Page  76 ï~~76 THE MICHIGAN BOTANIST Vol. 39 the change from unlobed through 6-lobed is a strong widening of the angle between the two sides of the lower one-third to one-half of the blade. It should be interesting to determine whether character states similar to those described here for southeastern Michigan occur as well in other parts of the wide range of sassafras. For their aid in studying these populations, I acknowledge with thanks William Brodowich, Robert Masta, and Steven Kobylarz. LITERATURE CITED Barnes, B. V. & W. H. Wagner. 1981. Michigan Trees. University of Michigan Press, Ann Arbor. 383 pp. Ferguson, D. C. in R. B. Dominick et al. (editors). 1972. The Moths of America North of Mexico, fascicle 20.2B, Bombycoidea (in part), p. 236. E. W. Classey, England. Gleason, H. A. & A. Cronquist. 1991. Manual of Vascular Plants of Northeastern United States and Adjacent Canada. Edition 2. New York Botanical Garden. 910 pp. Harlow, W. H., E. S. Harrar, J. W. Hardin, and F. M. White. 1991. Textbook of Dendrology. Edition 7. McGraw-Hill, New York. 501 pp. Ilick, J. S. 1927. Common Trees of Michigan. American Tree Association, Washington, D.C. 108 pp. Platt, R. 1953. A Pocket Guide to the Trees. Pocket Books, New York. 256 pp. Smith, N. F. 1997. Trees of Michigan and the Upper Great Lakes. Edition 6. Thunder Bay Press, Lansing, Michigan. 178 pp. Taber, W. S. 1937. Delaware Trees. A Guide to the Identification of the Native Tree Species. Publication 6, Delaware State Forestry Department, Dover. 250 pp. Tyler, H. A. 1975. The Swallowtail Butterflies of North America, p. 85. Naturegraph Publishers, Healdsburg, California. Voss, E. G. 1985. Michigan Flora. Part II. Dicots (Saururaceae-Cornaceae). Bulletin of the Cranbrook Institute of Science Number 59, and University of Michigan Herbarium, Ann Arbor. 724 pp. REVIEW Emanuel D. Rudolph's STUDIES IN THE HISTORY OF NORTH AMERICAN BOTANY, with an appendix on the relationship between science and religion. Ronald L. Stuckey and William R. Burk, editors. September, 2000. Sida Botanical Miscellany No. 19. (ISSN 0883-1475, paperback; ISBN 1-889878-05-7, paperback.) xxx + 376 pp. $45 (+$3.71 for Texas residents) + postage $4.50 for first copy, $1.00 for each additional copy to the same address; postage outside the USA $8.00 for first copy, $2.50 for each additional copy to the same address.

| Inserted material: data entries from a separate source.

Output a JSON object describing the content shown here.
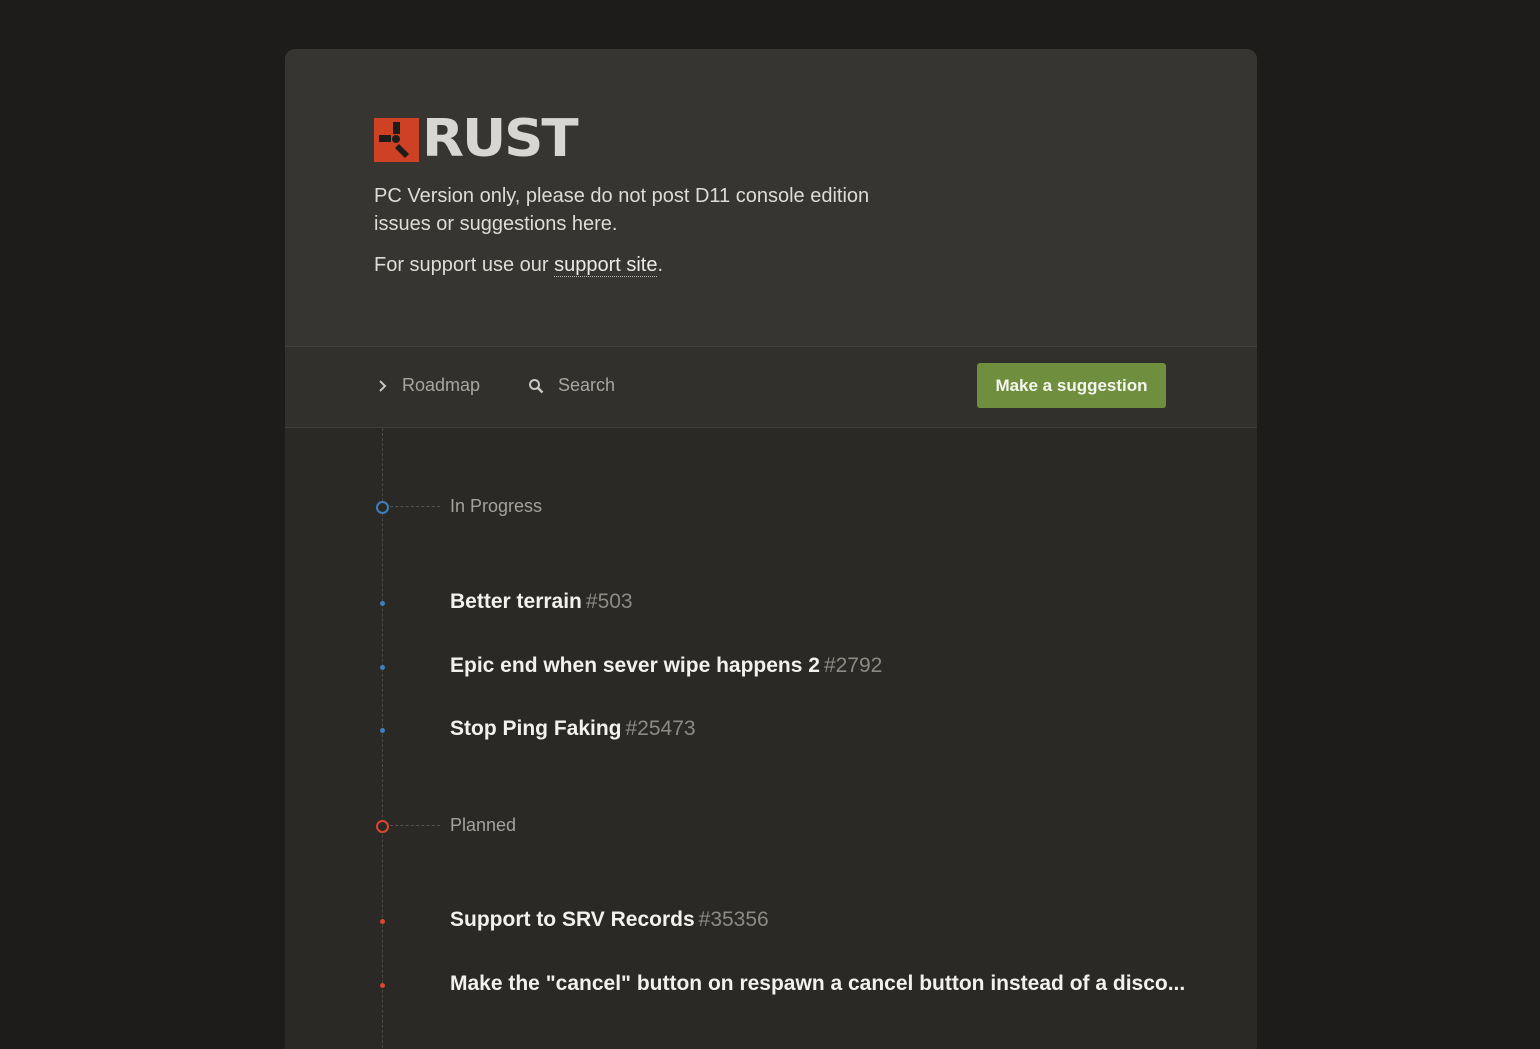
{
  "brand": {
    "name": "RUST",
    "accent": "#ce4125"
  },
  "hero": {
    "description": "PC Version only, please do not post D11 console edition issues or suggestions here.",
    "support_prefix": "For support use our ",
    "support_link": "support site",
    "support_suffix": "."
  },
  "toolbar": {
    "roadmap_label": "Roadmap",
    "search_label": "Search",
    "suggest_label": "Make a suggestion",
    "suggest_color": "#6f8f3e"
  },
  "sections": [
    {
      "status": "In Progress",
      "color": "#3d7fbf",
      "posts": [
        {
          "title": "Better terrain",
          "number": "#503"
        },
        {
          "title": "Epic end when sever wipe happens 2",
          "number": "#2792"
        },
        {
          "title": "Stop Ping Faking",
          "number": "#25473"
        }
      ]
    },
    {
      "status": "Planned",
      "color": "#d9452f",
      "posts": [
        {
          "title": "Support to SRV Records",
          "number": "#35356"
        },
        {
          "title": "Make the \"cancel\" button on respawn a cancel button instead of a disco...",
          "number": ""
        }
      ]
    }
  ]
}
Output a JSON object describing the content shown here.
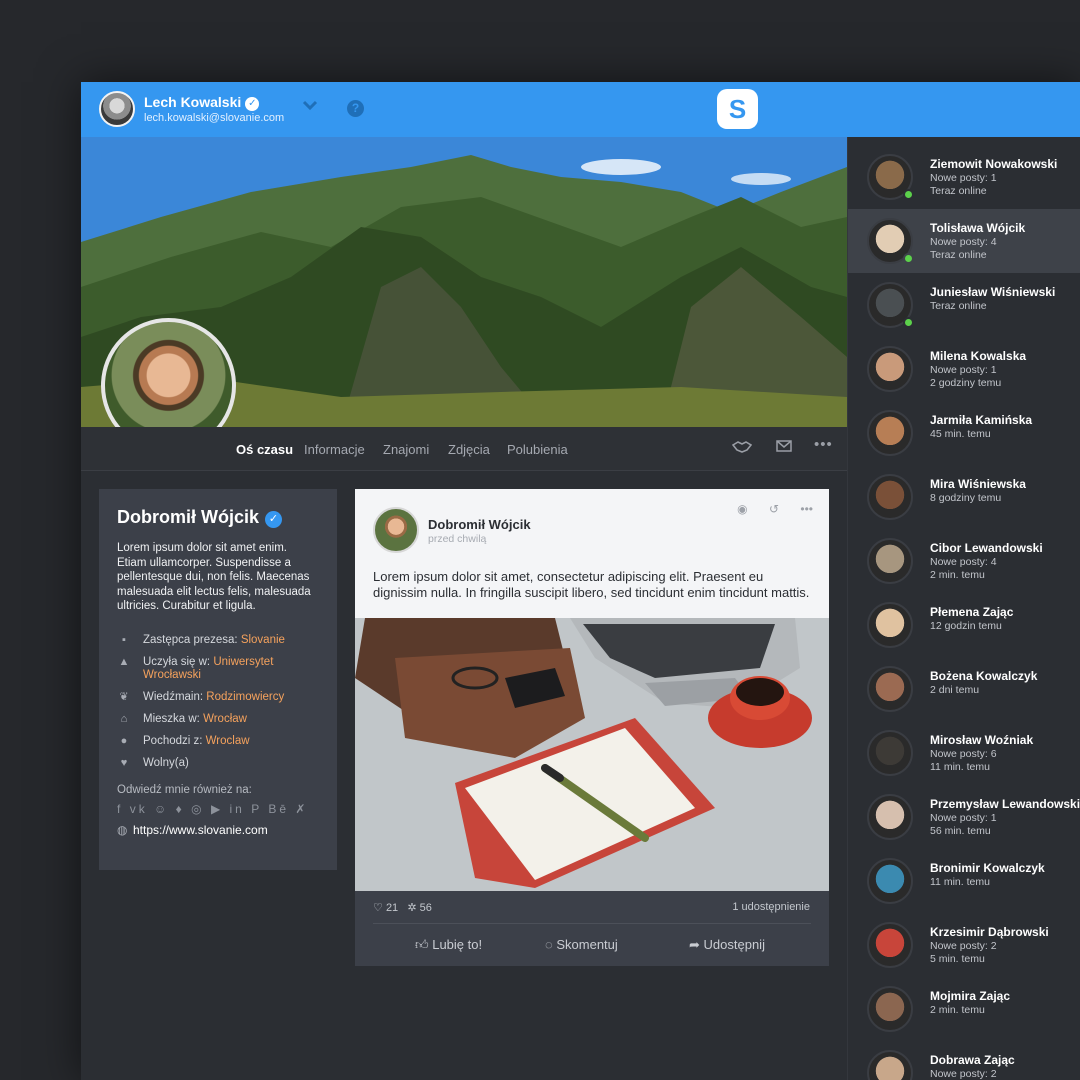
{
  "header": {
    "user_name": "Lech Kowalski",
    "user_email": "lech.kowalski@slovanie.com",
    "logo_letter": "S"
  },
  "tabs": [
    {
      "label": "Oś czasu",
      "active": true
    },
    {
      "label": "Informacje"
    },
    {
      "label": "Znajomi"
    },
    {
      "label": "Zdjęcia"
    },
    {
      "label": "Polubienia"
    }
  ],
  "tab_icons": [
    "handshake-icon",
    "mail-icon",
    "more-icon"
  ],
  "profile": {
    "name": "Dobromił Wójcik",
    "bio": "Lorem ipsum dolor sit amet enim. Etiam ullamcorper. Suspendisse a pellentesque dui, non felis. Maecenas malesuada elit lectus felis, malesuada ultricies. Curabitur et ligula.",
    "info": [
      {
        "icon": "briefcase-icon",
        "label": "Zastępca prezesa:",
        "value": "Slovanie"
      },
      {
        "icon": "graduation-cap-icon",
        "label": "Uczyła się w:",
        "value": "Uniwersytet Wrocławski"
      },
      {
        "icon": "leaf-icon",
        "label": "Wiedźmain:",
        "value": "Rodzimowiercy"
      },
      {
        "icon": "home-icon",
        "label": "Mieszka w:",
        "value": "Wrocław"
      },
      {
        "icon": "location-icon",
        "label": "Pochodzi z:",
        "value": "Wroclaw"
      },
      {
        "icon": "heart-icon",
        "label": "Wolny(a)",
        "value": ""
      }
    ],
    "visit_label": "Odwiedź mnie również na:",
    "social_icons": [
      "facebook-icon",
      "vk-icon",
      "snapchat-icon",
      "twitter-icon",
      "instagram-icon",
      "youtube-icon",
      "linkedin-icon",
      "pinterest-icon",
      "behance-icon",
      "xing-icon"
    ],
    "website": "https://www.slovanie.com"
  },
  "post": {
    "author": "Dobromił Wójcik",
    "time": "przed chwilą",
    "text": "Lorem ipsum dolor sit amet, consectetur adipiscing elit. Praesent eu dignissim nulla. In fringilla suscipit libero, sed tincidunt enim tincidunt mattis.",
    "likes": "21",
    "reactions": "56",
    "shares": "1 udostępnienie",
    "like_label": "Lubię to!",
    "comment_label": "Skomentuj",
    "share_label": "Udostępnij"
  },
  "friends": [
    {
      "name": "Ziemowit Nowakowski",
      "line1": "Nowe posty: 1",
      "line2": "Teraz online",
      "online": true,
      "color": "#8a6a4a"
    },
    {
      "name": "Tolisława Wójcik",
      "line1": "Nowe posty: 4",
      "line2": "Teraz online",
      "online": true,
      "active": true,
      "color": "#e2cdb4"
    },
    {
      "name": "Juniesław Wiśniewski",
      "line1": "Teraz online",
      "line2": "",
      "online": true,
      "color": "#4a4f52"
    },
    {
      "name": "Milena Kowalska",
      "line1": "Nowe posty: 1",
      "line2": "2 godziny temu",
      "color": "#c99a7a"
    },
    {
      "name": "Jarmiła Kamińska",
      "line1": "45 min. temu",
      "line2": "",
      "color": "#b77e55"
    },
    {
      "name": "Mira Wiśniewska",
      "line1": "8 godziny temu",
      "line2": "",
      "color": "#7a5038"
    },
    {
      "name": "Cibor Lewandowski",
      "line1": "Nowe posty: 4",
      "line2": "2 min. temu",
      "color": "#a7967f"
    },
    {
      "name": "Płemena Zając",
      "line1": "12 godzin temu",
      "line2": "",
      "color": "#e0c2a0"
    },
    {
      "name": "Bożena Kowalczyk",
      "line1": "2 dni temu",
      "line2": "",
      "color": "#9b6a52"
    },
    {
      "name": "Mirosław Woźniak",
      "line1": "Nowe posty: 6",
      "line2": "11 min. temu",
      "color": "#3d3a36"
    },
    {
      "name": "Przemysław Lewandowski",
      "line1": "Nowe posty: 1",
      "line2": "56 min. temu",
      "color": "#d6bfae"
    },
    {
      "name": "Bronimir Kowalczyk",
      "line1": "11 min. temu",
      "line2": "",
      "color": "#3b8ab0"
    },
    {
      "name": "Krzesimir Dąbrowski",
      "line1": "Nowe posty: 2",
      "line2": "5 min. temu",
      "color": "#c8453a"
    },
    {
      "name": "Mojmira Zając",
      "line1": "2 min. temu",
      "line2": "",
      "color": "#8b6650"
    },
    {
      "name": "Dobrawa Zając",
      "line1": "Nowe posty: 2",
      "line2": "",
      "color": "#c8a78a"
    }
  ]
}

Check or money order payable to BRIT Press; Visa, MasterCard, or purchase order accepted: BRIT Press, 509 Pecan Street, Fort Worth, Texas 76102, USA. This is a tribute and memorial to Emanuel D. Rudolph, just "Rudy" to the thousands whose lives he touched during his long tenure in Botany at the Ohio State University. It is richly illustrated with over 200 b/w and colored photographs. The color cover features hollyhocks, to honor Rudy's observation that their introduction from Europe serves "to remind us of man's attempt to preserve the familiarity of his surroundings."